Dr Wolfram Weimer
filed a lawsuit at the German Federal Constitutional Court as editor in chief of Cicero magazine in order to obtain a ruling against the weakening of the freedom of the press. He was editor in chief of Cicero.
After a report on terrorists in which Cicero quoted from an internal document of the Bundeskriminalamt (German Federal Criminal Police Office), law enforcement authorities searched the editorial office as well as a flat of one employee of Cicero in 2005. This action, encouraged and supported by the then German Minister of Internal Affairs Otto Schily, was justified with the accusation of betrayal of state secrets.
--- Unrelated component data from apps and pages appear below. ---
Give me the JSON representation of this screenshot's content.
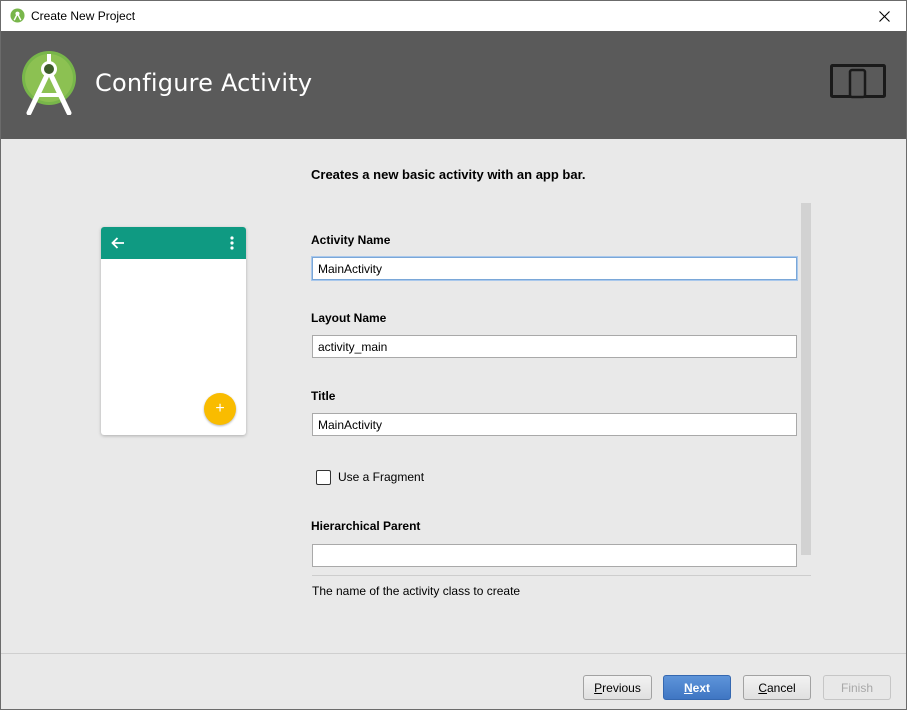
{
  "window": {
    "title": "Create New Project",
    "app_icon": "android-studio-icon",
    "close_icon": "close-icon"
  },
  "header": {
    "heading": "Configure Activity",
    "logo_icon": "android-studio-logo-icon",
    "device_icon": "tablet-phone-icon",
    "background": "#5a5a5a"
  },
  "main": {
    "description": "Creates a new basic activity with an app bar.",
    "preview": {
      "appbar_color": "#0f9a82",
      "fab_color": "#f9bc00",
      "fab_symbol": "+",
      "back_icon": "arrow-back-icon",
      "menu_icon": "more-vert-icon"
    },
    "fields": {
      "activity_name": {
        "label": "Activity Name",
        "value": "MainActivity"
      },
      "layout_name": {
        "label": "Layout Name",
        "value": "activity_main"
      },
      "title": {
        "label": "Title",
        "value": "MainActivity"
      },
      "use_fragment": {
        "label": "Use a Fragment",
        "checked": false
      },
      "hierarchical_parent": {
        "label": "Hierarchical Parent",
        "value": ""
      }
    },
    "help_text": "The name of the activity class to create"
  },
  "footer": {
    "previous": {
      "mnemonic": "P",
      "rest": "revious"
    },
    "next": {
      "mnemonic": "N",
      "rest": "ext"
    },
    "cancel": {
      "mnemonic": "C",
      "rest": "ancel"
    },
    "finish": "Finish"
  }
}
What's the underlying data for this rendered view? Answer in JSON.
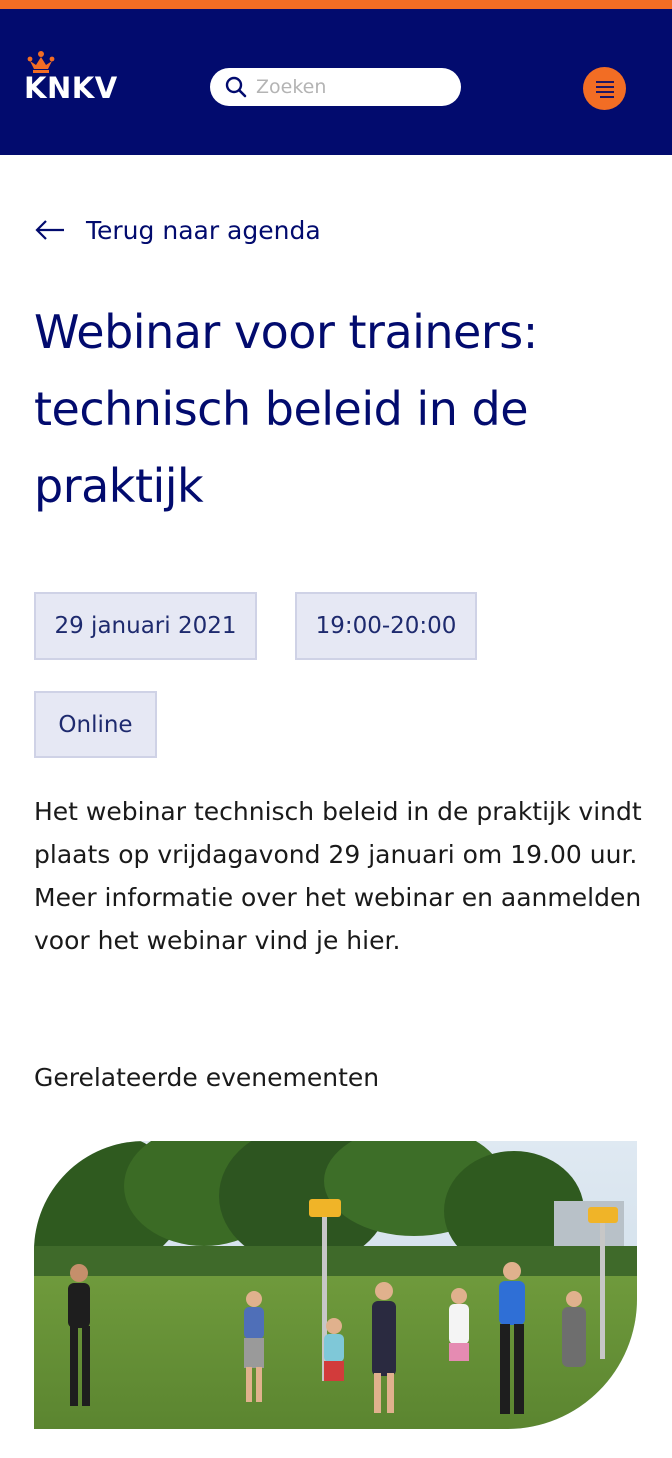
{
  "header": {
    "logo_text": "KNKV",
    "search": {
      "placeholder": "Zoeken",
      "value": ""
    }
  },
  "icons": {
    "search": "search-icon",
    "menu": "hamburger-menu-icon",
    "back": "arrow-left-icon",
    "crown": "crown-icon"
  },
  "colors": {
    "brand_navy": "#020b6e",
    "brand_orange": "#f26d24",
    "tag_bg": "#e6e8f4"
  },
  "nav": {
    "back_label": "Terug naar agenda"
  },
  "event": {
    "title": "Webinar voor trainers: technisch beleid in de praktijk",
    "date": "29 januari 2021",
    "time": "19:00-20:00",
    "location": "Online",
    "description": "Het webinar technisch beleid in de praktijk vindt plaats op vrijdagavond 29 januari om 19.00 uur. Meer informatie over het webinar en aanmelden voor het webinar vind je hier."
  },
  "related": {
    "heading": "Gerelateerde evenementen"
  }
}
Two courts rejected Weimer's complaint, only the Bundesverfassungsgericht (German Constitutional Court) agreed with his complaint on February. The judges decided that the mere publication of a state secret by the press is not sufficient for a shakedown of editorial offices. It is only legal if there is clear evidence that a journalist has aided and abetted the breach of secrecy and that a person pledged to secrecy has intended the publication. Constitutionally prohibited are "searches and seizures in an investigation against members of the press if they are used exclusively or mainly for the purpose of determining the informant."
"This is a decision which means more legal certainty to investigative journalism. It also strengthens freedom of press in a time in which it is increasingly limited due to perceived or actual security concerns", said Stephan Seeger, Managing Director of the Foundation.
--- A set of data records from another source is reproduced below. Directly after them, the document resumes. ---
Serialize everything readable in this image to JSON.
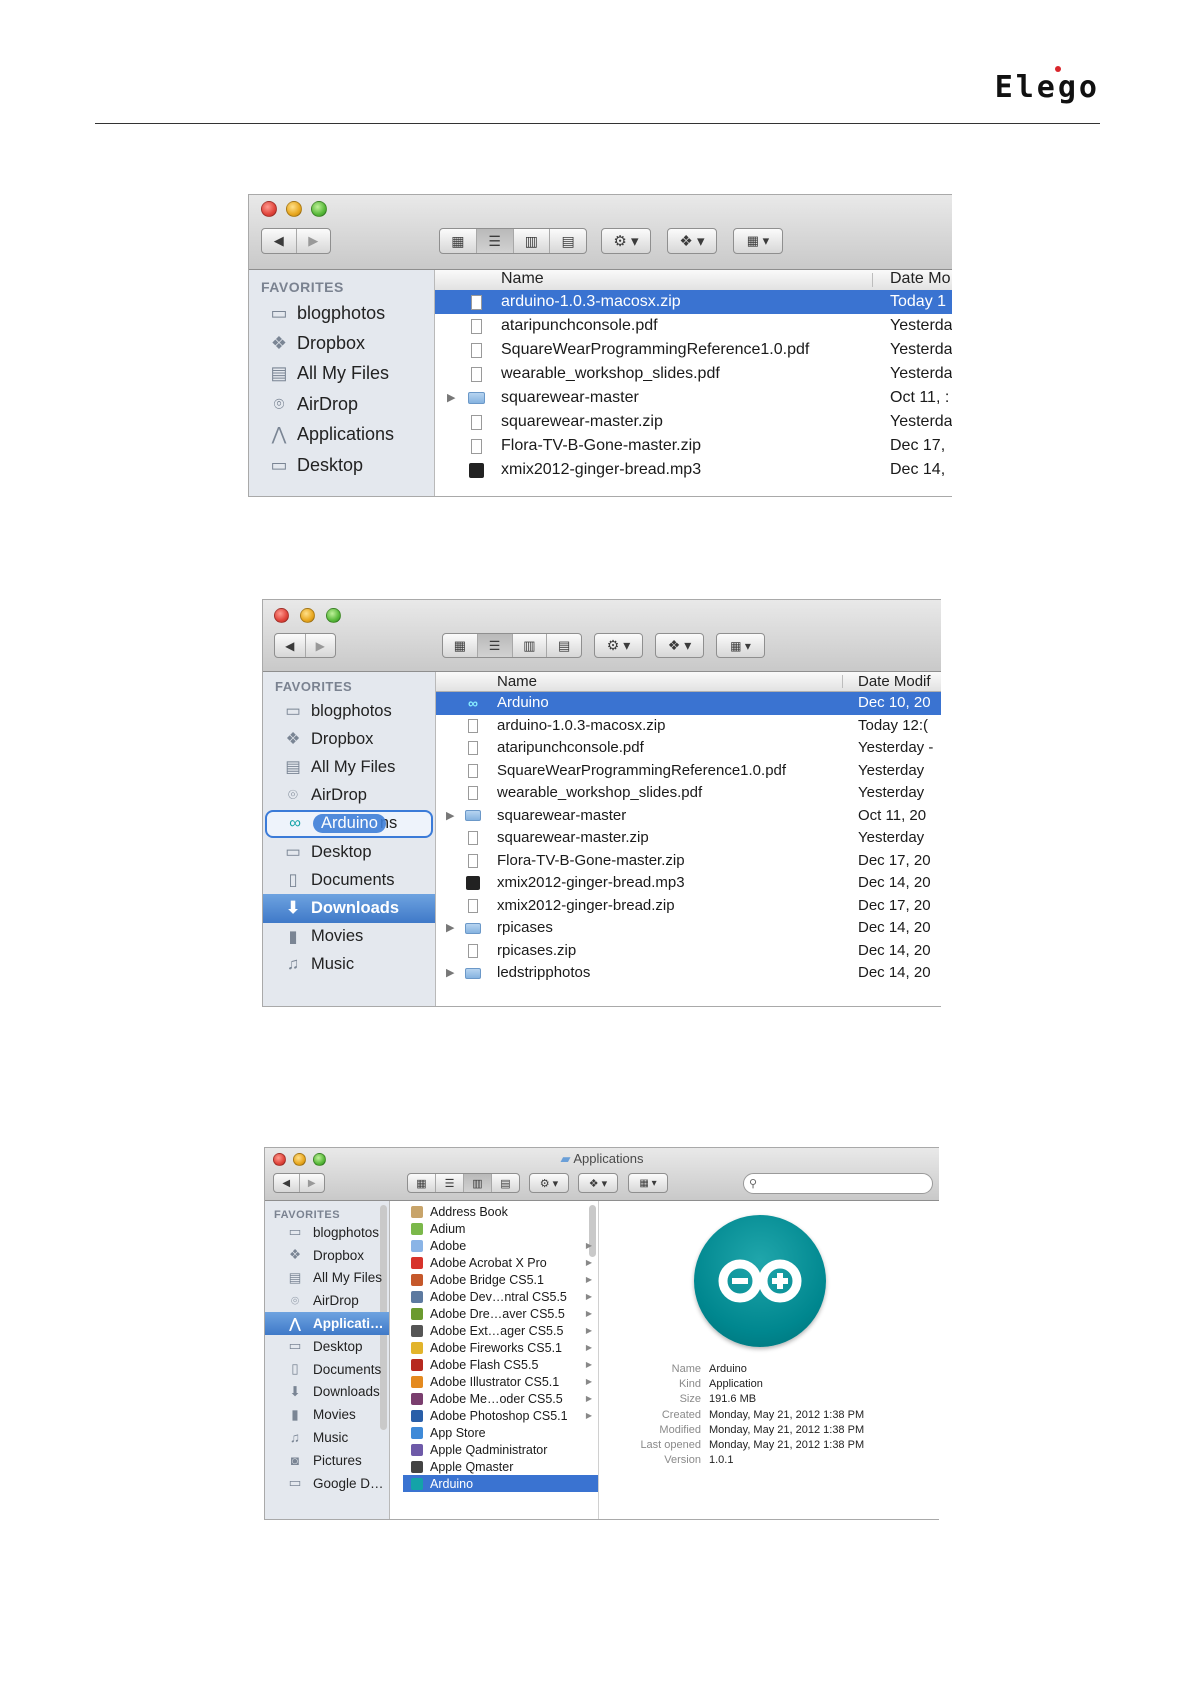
{
  "header": {
    "logo": "Elego"
  },
  "shot1": {
    "sidebar": {
      "heading": "FAVORITES",
      "items": [
        {
          "label": "blogphotos",
          "icon": "folder-icon"
        },
        {
          "label": "Dropbox",
          "icon": "dropbox-icon"
        },
        {
          "label": "All My Files",
          "icon": "all-files-icon"
        },
        {
          "label": "AirDrop",
          "icon": "airdrop-icon"
        },
        {
          "label": "Applications",
          "icon": "applications-icon"
        },
        {
          "label": "Desktop",
          "icon": "desktop-icon"
        }
      ]
    },
    "columns": {
      "name": "Name",
      "date": "Date Mo"
    },
    "rows": [
      {
        "name": "arduino-1.0.3-macosx.zip",
        "date": "Today 1",
        "kind": "zip",
        "selected": true
      },
      {
        "name": "ataripunchconsole.pdf",
        "date": "Yesterda",
        "kind": "pdf"
      },
      {
        "name": "SquareWearProgrammingReference1.0.pdf",
        "date": "Yesterda",
        "kind": "pdf"
      },
      {
        "name": "wearable_workshop_slides.pdf",
        "date": "Yesterda",
        "kind": "pdf"
      },
      {
        "name": "squarewear-master",
        "date": "Oct 11, :",
        "kind": "folder"
      },
      {
        "name": "squarewear-master.zip",
        "date": "Yesterda",
        "kind": "zip"
      },
      {
        "name": "Flora-TV-B-Gone-master.zip",
        "date": "Dec 17,",
        "kind": "zip"
      },
      {
        "name": "xmix2012-ginger-bread.mp3",
        "date": "Dec 14,",
        "kind": "music"
      }
    ]
  },
  "shot2": {
    "sidebar": {
      "heading": "FAVORITES",
      "items": [
        {
          "label": "blogphotos",
          "icon": "folder-icon"
        },
        {
          "label": "Dropbox",
          "icon": "dropbox-icon"
        },
        {
          "label": "All My Files",
          "icon": "all-files-icon"
        },
        {
          "label": "AirDrop",
          "icon": "airdrop-icon"
        },
        {
          "label": "Arduino",
          "tail": "ns",
          "icon": "arduino-icon",
          "drop": true
        },
        {
          "label": "Desktop",
          "icon": "desktop-icon"
        },
        {
          "label": "Documents",
          "icon": "documents-icon"
        },
        {
          "label": "Downloads",
          "icon": "downloads-icon",
          "selected": true
        },
        {
          "label": "Movies",
          "icon": "movies-icon"
        },
        {
          "label": "Music",
          "icon": "music-icon"
        }
      ]
    },
    "columns": {
      "name": "Name",
      "date": "Date Modif"
    },
    "rows": [
      {
        "name": "Arduino",
        "date": "Dec 10, 20",
        "kind": "arduino",
        "selected": true
      },
      {
        "name": "arduino-1.0.3-macosx.zip",
        "date": "Today 12:(",
        "kind": "zip"
      },
      {
        "name": "ataripunchconsole.pdf",
        "date": "Yesterday -",
        "kind": "pdf"
      },
      {
        "name": "SquareWearProgrammingReference1.0.pdf",
        "date": "Yesterday",
        "kind": "pdf"
      },
      {
        "name": "wearable_workshop_slides.pdf",
        "date": "Yesterday",
        "kind": "pdf"
      },
      {
        "name": "squarewear-master",
        "date": "Oct 11, 20",
        "kind": "folder"
      },
      {
        "name": "squarewear-master.zip",
        "date": "Yesterday",
        "kind": "zip"
      },
      {
        "name": "Flora-TV-B-Gone-master.zip",
        "date": "Dec 17, 20",
        "kind": "zip"
      },
      {
        "name": "xmix2012-ginger-bread.mp3",
        "date": "Dec 14, 20",
        "kind": "music"
      },
      {
        "name": "xmix2012-ginger-bread.zip",
        "date": "Dec 17, 20",
        "kind": "zip"
      },
      {
        "name": "rpicases",
        "date": "Dec 14, 20",
        "kind": "folder"
      },
      {
        "name": "rpicases.zip",
        "date": "Dec 14, 20",
        "kind": "zip"
      },
      {
        "name": "ledstripphotos",
        "date": "Dec 14, 20",
        "kind": "folder"
      }
    ]
  },
  "shot3": {
    "title": "Applications",
    "sidebar": {
      "heading": "FAVORITES",
      "items": [
        {
          "label": "blogphotos",
          "icon": "folder-icon"
        },
        {
          "label": "Dropbox",
          "icon": "dropbox-icon"
        },
        {
          "label": "All My Files",
          "icon": "all-files-icon"
        },
        {
          "label": "AirDrop",
          "icon": "airdrop-icon"
        },
        {
          "label": "Applicati…",
          "icon": "applications-icon",
          "selected": true
        },
        {
          "label": "Desktop",
          "icon": "desktop-icon"
        },
        {
          "label": "Documents",
          "icon": "documents-icon"
        },
        {
          "label": "Downloads",
          "icon": "downloads-icon"
        },
        {
          "label": "Movies",
          "icon": "movies-icon"
        },
        {
          "label": "Music",
          "icon": "music-icon"
        },
        {
          "label": "Pictures",
          "icon": "pictures-icon"
        },
        {
          "label": "Google D…",
          "icon": "folder-icon"
        }
      ]
    },
    "apps": [
      {
        "name": "Address Book",
        "color": "#c8a46a",
        "arrow": false
      },
      {
        "name": "Adium",
        "color": "#7bb84a",
        "arrow": false
      },
      {
        "name": "Adobe",
        "color": "#8ab4e6",
        "arrow": true
      },
      {
        "name": "Adobe Acrobat X Pro",
        "color": "#d7332b",
        "arrow": true
      },
      {
        "name": "Adobe Bridge CS5.1",
        "color": "#c5582b",
        "arrow": true
      },
      {
        "name": "Adobe Dev…ntral CS5.5",
        "color": "#5d7aa0",
        "arrow": true
      },
      {
        "name": "Adobe Dre…aver CS5.5",
        "color": "#6b9a2f",
        "arrow": true
      },
      {
        "name": "Adobe Ext…ager CS5.5",
        "color": "#555555",
        "arrow": true
      },
      {
        "name": "Adobe Fireworks CS5.1",
        "color": "#e2b42b",
        "arrow": true
      },
      {
        "name": "Adobe Flash CS5.5",
        "color": "#b6291f",
        "arrow": true
      },
      {
        "name": "Adobe Illustrator CS5.1",
        "color": "#e48a1f",
        "arrow": true
      },
      {
        "name": "Adobe Me…oder CS5.5",
        "color": "#7a3e6e",
        "arrow": true
      },
      {
        "name": "Adobe Photoshop CS5.1",
        "color": "#2a5fa8",
        "arrow": true
      },
      {
        "name": "App Store",
        "color": "#3f8ad8",
        "arrow": false
      },
      {
        "name": "Apple Qadministrator",
        "color": "#6e5aa8",
        "arrow": false
      },
      {
        "name": "Apple Qmaster",
        "color": "#444444",
        "arrow": false
      },
      {
        "name": "Arduino",
        "color": "#14a3a8",
        "arrow": false,
        "selected": true
      }
    ],
    "info": [
      {
        "key": "Name",
        "value": "Arduino"
      },
      {
        "key": "Kind",
        "value": "Application"
      },
      {
        "key": "Size",
        "value": "191.6 MB"
      },
      {
        "key": "Created",
        "value": "Monday, May 21, 2012 1:38 PM"
      },
      {
        "key": "Modified",
        "value": "Monday, May 21, 2012 1:38 PM"
      },
      {
        "key": "Last opened",
        "value": "Monday, May 21, 2012 1:38 PM"
      },
      {
        "key": "Version",
        "value": "1.0.1"
      }
    ]
  },
  "accent": "#3a73d1",
  "arduino_color": "#00878f"
}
In 2010, Weimer was editor in chief of Focus magazine for a short while. In 2012, he founded the Weimer Media Group which publishes several kinds of business media. Moreover, Weimer runs a blog at: http://www.wolframweimer.de/